BRIEF: Find each line in the records below that contains the word "unit", and copy it out.
** DATA SUPPLIED follows **
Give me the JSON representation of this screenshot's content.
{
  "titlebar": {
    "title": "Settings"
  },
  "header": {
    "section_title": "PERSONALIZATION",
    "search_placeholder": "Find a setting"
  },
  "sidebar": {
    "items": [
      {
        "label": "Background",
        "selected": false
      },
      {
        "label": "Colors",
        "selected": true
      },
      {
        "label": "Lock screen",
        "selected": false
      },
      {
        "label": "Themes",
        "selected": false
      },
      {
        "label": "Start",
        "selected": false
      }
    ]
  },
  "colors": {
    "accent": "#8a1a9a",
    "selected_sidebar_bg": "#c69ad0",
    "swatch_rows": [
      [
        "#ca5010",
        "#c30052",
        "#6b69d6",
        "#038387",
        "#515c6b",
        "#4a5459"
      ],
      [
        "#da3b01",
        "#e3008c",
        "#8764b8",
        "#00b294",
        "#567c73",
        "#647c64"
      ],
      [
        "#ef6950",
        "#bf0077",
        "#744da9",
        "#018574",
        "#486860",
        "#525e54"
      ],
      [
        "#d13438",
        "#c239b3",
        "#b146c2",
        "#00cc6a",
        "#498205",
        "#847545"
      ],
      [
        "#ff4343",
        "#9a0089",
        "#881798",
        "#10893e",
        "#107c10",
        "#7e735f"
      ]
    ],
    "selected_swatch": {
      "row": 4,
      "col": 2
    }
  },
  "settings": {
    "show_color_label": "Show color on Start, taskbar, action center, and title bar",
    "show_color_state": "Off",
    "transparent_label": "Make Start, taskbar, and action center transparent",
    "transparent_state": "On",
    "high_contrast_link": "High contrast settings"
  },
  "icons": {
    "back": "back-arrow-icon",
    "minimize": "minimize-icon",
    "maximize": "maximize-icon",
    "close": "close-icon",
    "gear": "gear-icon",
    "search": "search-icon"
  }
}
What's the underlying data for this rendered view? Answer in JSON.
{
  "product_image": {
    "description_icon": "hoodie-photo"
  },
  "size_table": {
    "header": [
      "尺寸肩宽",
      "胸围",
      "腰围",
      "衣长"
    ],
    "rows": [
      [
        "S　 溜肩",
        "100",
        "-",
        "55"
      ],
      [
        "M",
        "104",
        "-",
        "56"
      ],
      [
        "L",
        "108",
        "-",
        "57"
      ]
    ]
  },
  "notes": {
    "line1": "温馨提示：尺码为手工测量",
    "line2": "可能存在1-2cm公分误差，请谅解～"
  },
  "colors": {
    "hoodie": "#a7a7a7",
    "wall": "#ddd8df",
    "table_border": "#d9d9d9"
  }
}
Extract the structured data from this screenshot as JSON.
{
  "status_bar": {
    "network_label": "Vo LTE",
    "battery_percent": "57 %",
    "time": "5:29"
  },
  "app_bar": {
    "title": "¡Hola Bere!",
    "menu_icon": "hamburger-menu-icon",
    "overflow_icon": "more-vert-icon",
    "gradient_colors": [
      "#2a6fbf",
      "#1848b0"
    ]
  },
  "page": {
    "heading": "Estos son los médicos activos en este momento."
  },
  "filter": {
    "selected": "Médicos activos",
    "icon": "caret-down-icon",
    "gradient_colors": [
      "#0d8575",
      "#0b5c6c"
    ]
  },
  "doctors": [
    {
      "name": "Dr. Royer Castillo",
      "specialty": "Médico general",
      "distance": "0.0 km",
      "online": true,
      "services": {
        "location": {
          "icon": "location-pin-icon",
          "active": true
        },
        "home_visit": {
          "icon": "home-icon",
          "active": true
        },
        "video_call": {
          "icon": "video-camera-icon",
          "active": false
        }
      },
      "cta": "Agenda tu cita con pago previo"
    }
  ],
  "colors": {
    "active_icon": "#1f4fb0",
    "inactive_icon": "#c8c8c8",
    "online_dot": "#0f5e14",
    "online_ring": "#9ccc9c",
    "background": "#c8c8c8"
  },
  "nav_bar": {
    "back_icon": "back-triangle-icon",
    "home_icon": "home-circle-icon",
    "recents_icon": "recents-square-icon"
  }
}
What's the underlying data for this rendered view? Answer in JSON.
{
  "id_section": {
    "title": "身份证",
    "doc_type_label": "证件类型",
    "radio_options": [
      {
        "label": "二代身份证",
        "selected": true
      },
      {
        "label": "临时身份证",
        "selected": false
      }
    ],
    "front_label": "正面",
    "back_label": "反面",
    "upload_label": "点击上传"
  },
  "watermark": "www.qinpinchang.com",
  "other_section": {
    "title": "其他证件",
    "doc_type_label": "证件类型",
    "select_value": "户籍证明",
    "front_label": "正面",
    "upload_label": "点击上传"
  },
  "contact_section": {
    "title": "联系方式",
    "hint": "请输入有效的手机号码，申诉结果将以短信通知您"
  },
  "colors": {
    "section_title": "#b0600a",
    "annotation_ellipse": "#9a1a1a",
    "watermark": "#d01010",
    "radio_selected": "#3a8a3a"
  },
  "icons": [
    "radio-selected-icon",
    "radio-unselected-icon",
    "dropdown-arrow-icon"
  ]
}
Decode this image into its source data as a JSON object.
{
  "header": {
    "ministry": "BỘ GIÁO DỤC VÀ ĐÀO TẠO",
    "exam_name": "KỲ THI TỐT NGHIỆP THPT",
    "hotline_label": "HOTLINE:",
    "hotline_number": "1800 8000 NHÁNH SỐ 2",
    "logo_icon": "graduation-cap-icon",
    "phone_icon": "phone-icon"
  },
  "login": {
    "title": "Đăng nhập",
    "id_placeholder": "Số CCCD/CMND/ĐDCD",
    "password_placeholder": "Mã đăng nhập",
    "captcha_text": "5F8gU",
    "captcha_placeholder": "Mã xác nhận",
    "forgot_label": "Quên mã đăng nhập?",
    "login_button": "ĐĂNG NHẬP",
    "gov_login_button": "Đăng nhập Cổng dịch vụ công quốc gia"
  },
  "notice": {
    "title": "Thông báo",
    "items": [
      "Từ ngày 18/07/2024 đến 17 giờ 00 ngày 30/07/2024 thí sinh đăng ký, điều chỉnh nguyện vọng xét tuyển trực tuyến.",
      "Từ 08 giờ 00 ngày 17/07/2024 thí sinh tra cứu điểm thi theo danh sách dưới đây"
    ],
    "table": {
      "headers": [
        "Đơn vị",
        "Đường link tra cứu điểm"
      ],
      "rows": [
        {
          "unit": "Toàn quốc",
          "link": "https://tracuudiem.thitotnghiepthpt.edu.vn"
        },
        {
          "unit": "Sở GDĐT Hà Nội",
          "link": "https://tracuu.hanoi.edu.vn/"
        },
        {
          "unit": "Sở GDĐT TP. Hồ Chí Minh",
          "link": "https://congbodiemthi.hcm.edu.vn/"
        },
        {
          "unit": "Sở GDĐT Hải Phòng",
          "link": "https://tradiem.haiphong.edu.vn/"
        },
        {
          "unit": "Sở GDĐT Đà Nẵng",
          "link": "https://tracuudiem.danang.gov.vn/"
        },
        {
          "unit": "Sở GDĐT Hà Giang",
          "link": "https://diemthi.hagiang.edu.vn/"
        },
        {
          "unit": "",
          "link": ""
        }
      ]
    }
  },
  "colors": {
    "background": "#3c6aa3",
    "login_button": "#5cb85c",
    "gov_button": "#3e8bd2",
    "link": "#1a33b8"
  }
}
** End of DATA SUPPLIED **
WRITTEN RESPONSE:
          "unit": "Toàn quốc",
          "unit": "Sở GDĐT Hà Nội",
          "unit": "Sở GDĐT TP. Hồ Chí Minh",
          "unit": "Sở GDĐT Hải Phòng",
          "unit": "Sở GDĐT Đà Nẵng",
          "unit": "Sở GDĐT Hà Giang",
          "unit": "",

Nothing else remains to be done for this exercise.